Limit catches of bluefin tuna were in effect in United States waters as of July 30. A final rule issued by the National Oceanic and Atmospheric Administration (NOAA) in July adopted a recommendation by the Pacific Fisheries Management Council (PFMC) to reduce the previous recreational bag limit by 80 percent.
Commercial vessels from the United States can only catch 600 metric tons of bluefin tuna in 2015 and 2016 combined; the annual cap is 425 metric tons of bluefin tuna caught.
California Department of Fish and Wildlife (DFW) staff stated international limits on bluefin were enacted to stifle the species’ declining population. NOAA declared bluefin tuna as an overfished species. The Inter-American Tropical Tuna Commission (IATTC) estimated in 2012 the bluefin tuna stock to be less than 4 percent of its un-fished biomass.

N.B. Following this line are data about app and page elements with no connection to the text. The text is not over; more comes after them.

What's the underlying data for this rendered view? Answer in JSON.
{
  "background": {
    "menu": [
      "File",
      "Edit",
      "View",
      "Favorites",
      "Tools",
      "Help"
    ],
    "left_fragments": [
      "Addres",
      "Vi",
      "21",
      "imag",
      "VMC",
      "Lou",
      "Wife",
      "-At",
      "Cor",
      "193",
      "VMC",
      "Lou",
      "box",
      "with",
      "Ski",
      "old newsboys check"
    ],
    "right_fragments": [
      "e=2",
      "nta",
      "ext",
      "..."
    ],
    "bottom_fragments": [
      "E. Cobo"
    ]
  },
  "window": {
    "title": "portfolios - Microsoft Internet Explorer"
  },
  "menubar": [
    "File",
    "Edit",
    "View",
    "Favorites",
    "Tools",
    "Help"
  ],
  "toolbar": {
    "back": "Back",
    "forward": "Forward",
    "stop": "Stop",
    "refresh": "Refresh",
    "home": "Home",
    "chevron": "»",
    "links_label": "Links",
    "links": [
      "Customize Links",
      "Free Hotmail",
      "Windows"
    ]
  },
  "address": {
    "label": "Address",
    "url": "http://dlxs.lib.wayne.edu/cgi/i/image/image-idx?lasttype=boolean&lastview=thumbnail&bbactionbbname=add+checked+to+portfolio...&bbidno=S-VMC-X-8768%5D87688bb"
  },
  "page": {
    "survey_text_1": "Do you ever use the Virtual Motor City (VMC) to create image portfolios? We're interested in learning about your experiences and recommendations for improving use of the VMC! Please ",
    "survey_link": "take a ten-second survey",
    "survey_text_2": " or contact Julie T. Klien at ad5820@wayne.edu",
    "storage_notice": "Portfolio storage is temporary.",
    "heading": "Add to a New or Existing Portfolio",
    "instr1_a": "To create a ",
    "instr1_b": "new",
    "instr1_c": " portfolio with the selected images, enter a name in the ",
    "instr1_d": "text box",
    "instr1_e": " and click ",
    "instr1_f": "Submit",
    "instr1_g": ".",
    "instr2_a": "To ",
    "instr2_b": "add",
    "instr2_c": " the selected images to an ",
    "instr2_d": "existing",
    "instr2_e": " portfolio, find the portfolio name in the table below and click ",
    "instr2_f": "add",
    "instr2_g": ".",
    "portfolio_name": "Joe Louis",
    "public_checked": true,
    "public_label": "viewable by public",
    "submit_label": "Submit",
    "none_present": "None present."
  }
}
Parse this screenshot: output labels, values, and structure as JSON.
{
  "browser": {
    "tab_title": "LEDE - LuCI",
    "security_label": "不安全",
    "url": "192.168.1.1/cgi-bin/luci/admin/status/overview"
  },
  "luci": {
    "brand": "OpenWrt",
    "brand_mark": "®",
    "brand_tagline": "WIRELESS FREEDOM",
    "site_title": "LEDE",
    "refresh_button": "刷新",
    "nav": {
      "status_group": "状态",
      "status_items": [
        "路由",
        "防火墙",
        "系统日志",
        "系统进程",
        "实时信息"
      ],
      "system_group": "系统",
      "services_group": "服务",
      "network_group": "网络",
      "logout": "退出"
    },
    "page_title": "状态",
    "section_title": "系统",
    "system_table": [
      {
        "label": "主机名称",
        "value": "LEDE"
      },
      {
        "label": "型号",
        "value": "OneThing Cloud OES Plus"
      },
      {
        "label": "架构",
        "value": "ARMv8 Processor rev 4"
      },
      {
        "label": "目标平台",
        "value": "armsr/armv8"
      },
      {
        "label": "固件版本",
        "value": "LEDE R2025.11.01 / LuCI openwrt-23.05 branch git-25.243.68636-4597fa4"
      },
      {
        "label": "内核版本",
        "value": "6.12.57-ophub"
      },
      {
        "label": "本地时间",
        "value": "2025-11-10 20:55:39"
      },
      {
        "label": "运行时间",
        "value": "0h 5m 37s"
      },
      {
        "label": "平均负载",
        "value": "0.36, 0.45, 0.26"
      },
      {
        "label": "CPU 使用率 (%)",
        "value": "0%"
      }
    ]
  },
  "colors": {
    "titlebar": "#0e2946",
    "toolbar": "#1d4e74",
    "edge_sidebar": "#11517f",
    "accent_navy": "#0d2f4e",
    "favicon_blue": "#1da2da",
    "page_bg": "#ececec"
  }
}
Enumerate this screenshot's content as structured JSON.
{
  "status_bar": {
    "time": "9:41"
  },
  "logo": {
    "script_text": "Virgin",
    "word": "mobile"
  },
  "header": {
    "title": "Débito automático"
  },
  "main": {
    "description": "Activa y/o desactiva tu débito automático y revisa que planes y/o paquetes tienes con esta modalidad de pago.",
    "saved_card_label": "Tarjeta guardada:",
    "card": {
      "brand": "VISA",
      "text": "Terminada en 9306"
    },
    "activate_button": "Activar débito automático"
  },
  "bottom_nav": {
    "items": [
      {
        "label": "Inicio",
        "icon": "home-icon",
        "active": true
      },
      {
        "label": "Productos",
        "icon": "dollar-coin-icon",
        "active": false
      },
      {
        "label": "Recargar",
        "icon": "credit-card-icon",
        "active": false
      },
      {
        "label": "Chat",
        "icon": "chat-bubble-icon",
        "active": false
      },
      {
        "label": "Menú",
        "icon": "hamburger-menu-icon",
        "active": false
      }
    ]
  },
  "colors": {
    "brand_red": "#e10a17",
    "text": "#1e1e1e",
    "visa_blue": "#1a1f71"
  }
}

Agencies such as PFMC spearheaded efforts to rebuild the bluefin biomass and return the stock to healthy and sustainable levels.
Whether commercial fisheries or recreational anglers were responsible for overfishing bluefin populations, thus contributing to the declining biomass, has been a subject of discussion since PFMC officials looked into regulating bluefin catches.
A fishery status report published earlier this year by IATTC stated most bluefin tuna in the Eastern Pacific Ocean (EPO) are caught by purse seiners.
“Most of the commercial catches of bluefin in the EPO are taken by purse seiners. Nearly all of the purse seiner catches have been made west of Baja California and California, within about 100 nautical miles of the coast,” the report stated. “Lesser amounts of bluefin are caught by recreational, gillnet, and longline gear.”
IATTC reported 5,266 metric tons of bluefin tuna were caught in the EPO last year; 3,171 metric tons of bluefin tuna were reported as caught so far in 2015. Commercial vessels from the United States reeled in 404 metric tons of bluefin tuna in 2014 and 91 metric tons, to date, this year, according to IATTC statistics.
More information about IATTC reports and bluefin tuna limits can be found at NOAA’s West Coast Fisheries website.